If you’ve looked at any other article on my site, chances are strong that in it I use the term ‘features’ or ‘properties’. I don’t tend to speak of ‘attributes’, but, if I did, it would be in a way that is synonymous with the other two. I tend to talk about features or properties of objects or things, and such a notion is so basic and simple to my way of thinking that I hardly give it a second thought when I invoke it to make a larger point (as in, say, my doozy of a post about Leibniz’ Law ) . However, as is typical when invoking oft-used but basic notions as properties, there may be competing views about what they are and how they operate, which may lead to ambiguity and misunderstandings.
Indeed, competing views about what properties are and how they work is famously laid out in ancient times between Plato and Aristotle. And a more recent approach that is also popular today was provided by William of Ockham in the Middle Ages. I want to cover these three views of properties and hopefully demystify them for the mystified (of which I myself have long been mystified, and still may be: read on). In making these views clear to my mind, in the end I find that they all have something positive to contribute towards lending a comprehensive worldview.
First, the target. What are properties, just as a common starting point? Let’s consider a quality of any object—a red ball, say. A red ball will have some properties. Red, for one. Round is likely another property a red ball has. So far so good—a red ball has the properties of being red and being around. And such things as these are the target of our queries.
The questions the three views I cover here address are: how does the thing—the ball in this case—have the properties it has? And how does a different ball have those same properties—of being red and round in our case?
The short answer is that Plato thinks that properties exist independently of the objects that have them as eternal and ideal entities (even reasons, as Augustine presents them) called ‘Forms’, and that different objects can have the same property because the two objects are instantiating the same Form; Aristotle, on the other hand, thinks that properties exist in a way that depends on the objects that have them, and that different objects can have the same property because the properties are just particular substances of things; while Ockham, in stark contrast with both of them, concludes (using different terms than what I use to present his view here) that properties are just our mental concepts and that material objects don’t really have properties, but we think they do by using the same concept.
The two views that I have had the most trouble making clear to my satisfaction are both Plato’s and Ockham’s. If Plato’s forms are conceived of as reasons or ideas—in the divine mind, say—as was common for Platonists to do, then Plato’s and Ockham’s views both share a mentalistic element, one where Plato’s version is of a mind external to us and Ockham’s is not.
With the Platonic view, one gains knowledge of properties through a revelation of the forms and the subsequent contemplation of them. The view of cognition that naturally follows from this is that we come to understand red balls of various places and shapes and sizes because we have been acquainted with the Form as revealed in some particular red ball, and have contemplated it sufficiently and now have a generalized understanding.

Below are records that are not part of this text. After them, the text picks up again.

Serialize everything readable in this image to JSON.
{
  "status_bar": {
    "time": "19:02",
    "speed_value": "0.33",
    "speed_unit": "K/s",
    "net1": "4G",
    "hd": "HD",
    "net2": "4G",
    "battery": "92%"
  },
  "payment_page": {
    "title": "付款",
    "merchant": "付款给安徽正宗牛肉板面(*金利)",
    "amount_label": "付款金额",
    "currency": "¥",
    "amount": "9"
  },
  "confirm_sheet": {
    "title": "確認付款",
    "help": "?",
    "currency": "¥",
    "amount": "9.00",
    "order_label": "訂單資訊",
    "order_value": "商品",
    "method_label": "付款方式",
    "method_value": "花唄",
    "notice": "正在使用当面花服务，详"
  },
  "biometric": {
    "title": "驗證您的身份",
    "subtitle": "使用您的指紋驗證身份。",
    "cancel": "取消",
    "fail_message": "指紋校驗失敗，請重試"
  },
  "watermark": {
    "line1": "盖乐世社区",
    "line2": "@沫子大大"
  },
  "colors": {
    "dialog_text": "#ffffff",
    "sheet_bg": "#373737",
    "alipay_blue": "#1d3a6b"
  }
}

On Aristotle’s account, how we come to have a generalized understanding of some particular object and its features is that we get acquainted with the substance or material object of the red ball and then form a concept (generalized idea) about red balls generally .
On Ockham’s view, we come to have a generalized understanding of some particular object and its features by acquiring the concept of the red ball, but this concept does not represent some actual feature of the external object itself nor does it share some part with it. The features of the object are only of the cognizer’s mind.
If I am more or less correct in how I have summarized these views, then one may jump back and forth between them depending on whether or not a divine mind is believed in or not, or whether or not objects are viewed as having the properties of redness and roundness. But most realists would have great difficulty (maybe even find it incoherent) in viewing say, that the red ball does not have the property of redness or roundness, but is only red and round insofar as our concepts confer them upon the thing, whatever it is without being red and round. The view that both Plato and Ockham seem to share, at least as I’ve presented it, is that there is this sort of a God-knows-what thing, that then gets conferred with a property, either by a platonic Form or by our concepts respectively, and that that is now the thing that we have an immediate understanding of—for example, an understanding of the ball as red and round.
However, such are dualistic views, or views that make a stark divide between what goes on externally vs. what goes on in our minds, generally. Aristotle places features and properties square in the objects themselves, and not either merely in the cognizer’s mind, nor in the Divine Mind. I favor Aristotle’s view here for the same reason I favor a view of objects that includes their having, in a constitutive sense, qualitative properties—because an object that is without features is a God-knows-what kind of a thing which I believe cannot even be conceived.
However, in one way I may be being heavy-handed with Plato and Ockham here. Indeed, a comprehensive worldview may combine elements from all three: that is, some of our concepts (e.g. mathematical) may have life in the divine mind of God through a form of revelation or contemplation (provided He exists), and some may merely be alive as it were in the human mind (e.g. fictional entities), and the rest can have their being in particular objects themselves. (Indeed several medieval philosophers combined Platonic and Aristotelian accounts (1)).
(1) A good in-depth article on much of what this post covers and more: The Medieval Problem of Universals